# Tied weights in Autoencoder

I have been looking at autoencoders and have been wondering whether to used tied weights or not. I intend on stacking them as a pretraining step and then using their hidden representations to feed a NN.

Using untied weights it would look like:

f(x)=σ2(b2+W21(b1+W1*x))

Using tied weights it would look like:

f(x)=σ2(b2+W1T1(b1+W1*x))

From a very simplistic view, could one say that tying the weights ensures that encoder part is generating the best representation given the architecture versus if the weights were independent then decoder could effectively take a non-optimal representation and still decode it?

I ask because if the decoder is where the "magic" occurs and I intend to only use the encoder to drive my NN, wouldn't that be problematic.

Autoencoders with tied weights have some important advantages :

1. It's easier to learn.
2. In linear case it's equvialent to PCA - this may lead to more geometrically adequate coding.
3. Tied weights are sort of regularisation.

But of course - they're not perfect : they may not be optimal when your data comes from highly nolinear manifold. Depending on size of your data I would try both approaches - with tied weights and not if it's possible.

UPDATE :

You asked also why representation which comes from autoencoder with tight weights might be better than one without. Of course it's not the case that such representation is always better but if the reconstruction error is sensible then different units in coding layer represents something which might be considered as generators of perpendicular features which are explaining the most of the variance in data (exatly like PCAs do). This is why such representation might be pretty useful in further phase of learning.

• ty for the quick response. I understand your answer and did read your "try both approaches" comment but from a theoretical pov how could the untied/independent weights give a superior answer as you end up throwing the decoder away?

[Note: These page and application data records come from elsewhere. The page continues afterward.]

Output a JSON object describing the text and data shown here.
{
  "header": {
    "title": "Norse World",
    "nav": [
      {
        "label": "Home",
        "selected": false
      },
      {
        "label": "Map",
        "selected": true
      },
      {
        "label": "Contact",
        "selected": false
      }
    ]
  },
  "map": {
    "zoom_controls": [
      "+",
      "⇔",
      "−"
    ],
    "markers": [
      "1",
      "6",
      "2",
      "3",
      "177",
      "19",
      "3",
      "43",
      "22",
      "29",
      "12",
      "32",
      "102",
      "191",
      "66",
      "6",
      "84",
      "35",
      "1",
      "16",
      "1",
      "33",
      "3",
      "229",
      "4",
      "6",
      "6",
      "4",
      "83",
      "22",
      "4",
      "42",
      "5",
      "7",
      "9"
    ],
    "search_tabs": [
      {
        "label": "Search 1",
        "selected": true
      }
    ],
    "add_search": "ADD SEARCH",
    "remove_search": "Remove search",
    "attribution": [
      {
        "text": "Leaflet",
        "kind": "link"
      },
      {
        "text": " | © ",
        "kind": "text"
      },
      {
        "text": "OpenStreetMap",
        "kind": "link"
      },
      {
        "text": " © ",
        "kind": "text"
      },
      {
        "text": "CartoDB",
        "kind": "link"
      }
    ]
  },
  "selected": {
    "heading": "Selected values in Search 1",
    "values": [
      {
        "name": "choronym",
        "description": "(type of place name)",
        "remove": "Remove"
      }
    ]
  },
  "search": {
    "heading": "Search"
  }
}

Commented Apr 27, 2016 at 14:41

Main Advantage is :

1. Fewer parameters so better generalization ( we are using transpose original weights at the next layer) vs more parameters which leads to the overfitting.